"""
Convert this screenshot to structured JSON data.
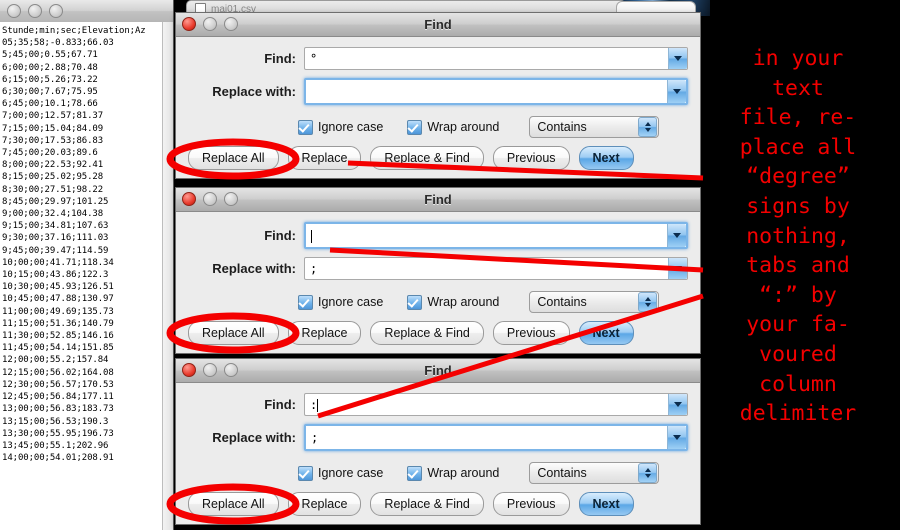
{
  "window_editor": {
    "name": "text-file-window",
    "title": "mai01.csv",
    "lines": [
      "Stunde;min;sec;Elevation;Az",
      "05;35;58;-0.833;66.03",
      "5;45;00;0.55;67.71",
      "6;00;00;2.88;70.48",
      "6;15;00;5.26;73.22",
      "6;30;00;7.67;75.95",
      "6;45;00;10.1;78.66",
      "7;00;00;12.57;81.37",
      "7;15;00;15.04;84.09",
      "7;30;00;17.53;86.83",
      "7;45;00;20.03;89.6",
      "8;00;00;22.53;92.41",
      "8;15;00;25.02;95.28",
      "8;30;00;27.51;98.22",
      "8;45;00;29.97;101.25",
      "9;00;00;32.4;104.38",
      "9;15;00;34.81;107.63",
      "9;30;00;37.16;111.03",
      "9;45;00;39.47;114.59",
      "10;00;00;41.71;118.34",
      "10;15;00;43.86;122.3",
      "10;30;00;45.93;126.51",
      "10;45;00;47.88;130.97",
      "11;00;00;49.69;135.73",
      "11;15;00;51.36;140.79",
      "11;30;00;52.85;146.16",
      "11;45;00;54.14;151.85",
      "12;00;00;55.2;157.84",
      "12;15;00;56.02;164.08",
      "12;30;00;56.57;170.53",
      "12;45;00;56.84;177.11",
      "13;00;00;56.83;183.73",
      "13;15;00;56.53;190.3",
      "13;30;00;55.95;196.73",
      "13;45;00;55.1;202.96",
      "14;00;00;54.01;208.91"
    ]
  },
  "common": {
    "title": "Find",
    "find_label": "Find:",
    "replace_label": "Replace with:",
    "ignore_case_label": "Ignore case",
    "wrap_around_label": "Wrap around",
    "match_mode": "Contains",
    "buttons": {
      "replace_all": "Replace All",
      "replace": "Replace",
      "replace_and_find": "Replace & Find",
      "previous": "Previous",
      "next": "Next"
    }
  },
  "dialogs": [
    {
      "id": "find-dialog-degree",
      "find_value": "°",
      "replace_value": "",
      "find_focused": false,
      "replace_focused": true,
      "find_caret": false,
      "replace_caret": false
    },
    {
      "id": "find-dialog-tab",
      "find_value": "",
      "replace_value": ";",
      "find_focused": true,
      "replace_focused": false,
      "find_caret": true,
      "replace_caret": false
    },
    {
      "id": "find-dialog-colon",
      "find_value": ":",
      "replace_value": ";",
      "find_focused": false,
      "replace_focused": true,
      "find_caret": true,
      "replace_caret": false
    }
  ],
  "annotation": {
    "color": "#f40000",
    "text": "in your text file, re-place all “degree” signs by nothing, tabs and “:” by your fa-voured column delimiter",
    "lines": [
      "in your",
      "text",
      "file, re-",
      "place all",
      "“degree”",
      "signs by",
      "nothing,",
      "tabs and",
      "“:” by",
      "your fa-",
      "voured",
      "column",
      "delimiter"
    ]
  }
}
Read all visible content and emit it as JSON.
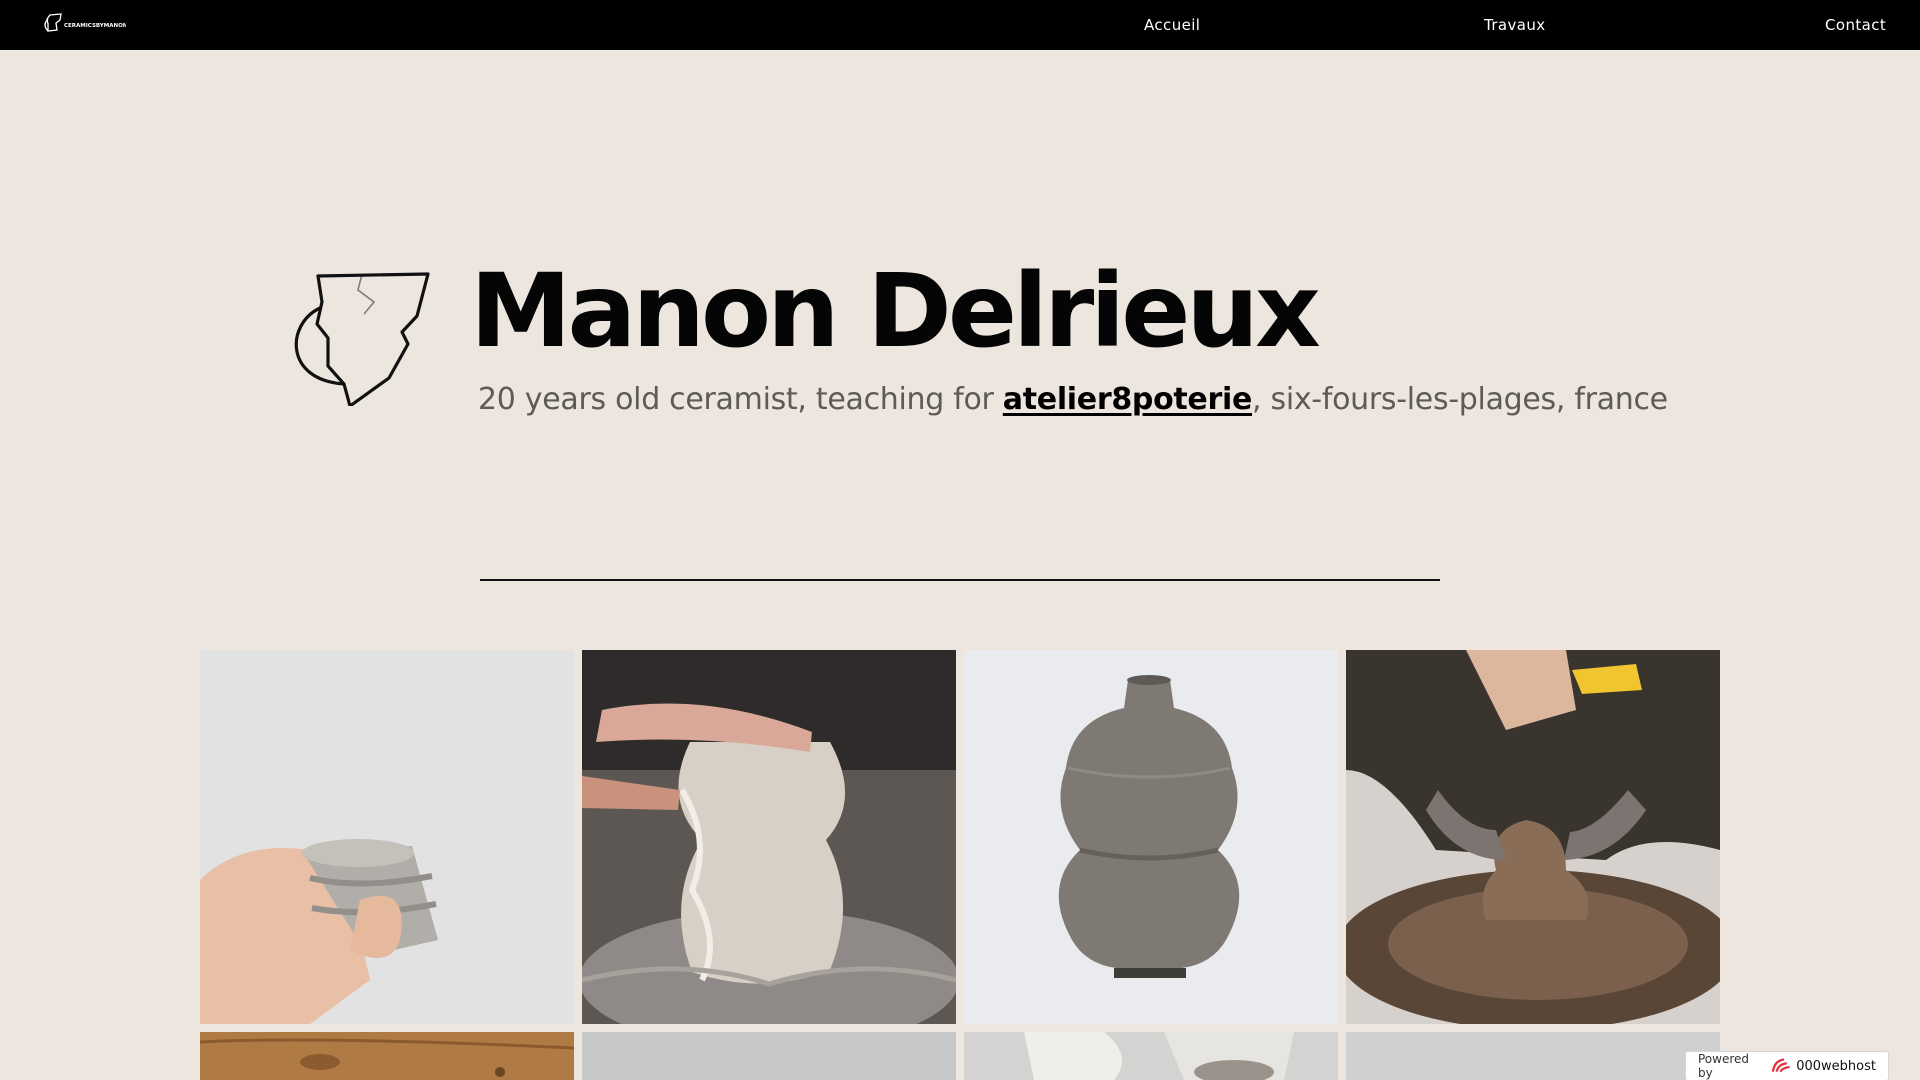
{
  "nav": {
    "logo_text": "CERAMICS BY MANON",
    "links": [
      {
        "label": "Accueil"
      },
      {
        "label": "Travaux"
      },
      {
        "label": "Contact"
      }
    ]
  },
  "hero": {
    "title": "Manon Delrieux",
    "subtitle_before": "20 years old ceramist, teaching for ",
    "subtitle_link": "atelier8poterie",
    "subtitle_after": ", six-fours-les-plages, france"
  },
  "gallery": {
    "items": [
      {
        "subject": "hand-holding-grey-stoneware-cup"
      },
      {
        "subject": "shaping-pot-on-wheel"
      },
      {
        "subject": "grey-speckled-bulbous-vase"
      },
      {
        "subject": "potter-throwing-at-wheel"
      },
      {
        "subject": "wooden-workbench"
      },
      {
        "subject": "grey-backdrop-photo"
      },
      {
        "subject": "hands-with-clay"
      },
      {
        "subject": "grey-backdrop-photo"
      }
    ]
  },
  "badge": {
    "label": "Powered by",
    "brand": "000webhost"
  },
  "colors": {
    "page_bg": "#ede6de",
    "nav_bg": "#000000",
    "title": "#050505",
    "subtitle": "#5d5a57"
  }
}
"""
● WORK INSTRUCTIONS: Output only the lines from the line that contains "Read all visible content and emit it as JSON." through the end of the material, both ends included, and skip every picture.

● SOLUTION TO THIS PROBLEM:
Read all visible content and emit it as JSON.
{
  "nav": {
    "logo_text": "CERAMICS BY MANON",
    "links": [
      {
        "label": "Accueil"
      },
      {
        "label": "Travaux"
      },
      {
        "label": "Contact"
      }
    ]
  },
  "hero": {
    "title": "Manon Delrieux",
    "subtitle_before": "20 years old ceramist, teaching for ",
    "subtitle_link": "atelier8poterie",
    "subtitle_after": ", six-fours-les-plages, france"
  },
  "gallery": {
    "items": [
      {
        "subject": "hand-holding-grey-stoneware-cup"
      },
      {
        "subject": "shaping-pot-on-wheel"
      },
      {
        "subject": "grey-speckled-bulbous-vase"
      },
      {
        "subject": "potter-throwing-at-wheel"
      },
      {
        "subject": "wooden-workbench"
      },
      {
        "subject": "grey-backdrop-photo"
      },
      {
        "subject": "hands-with-clay"
      },
      {
        "subject": "grey-backdrop-photo"
      }
    ]
  },
  "badge": {
    "label": "Powered by",
    "brand": "000webhost"
  },
  "colors": {
    "page_bg": "#ede6de",
    "nav_bg": "#000000",
    "title": "#050505",
    "subtitle": "#5d5a57"
  }
}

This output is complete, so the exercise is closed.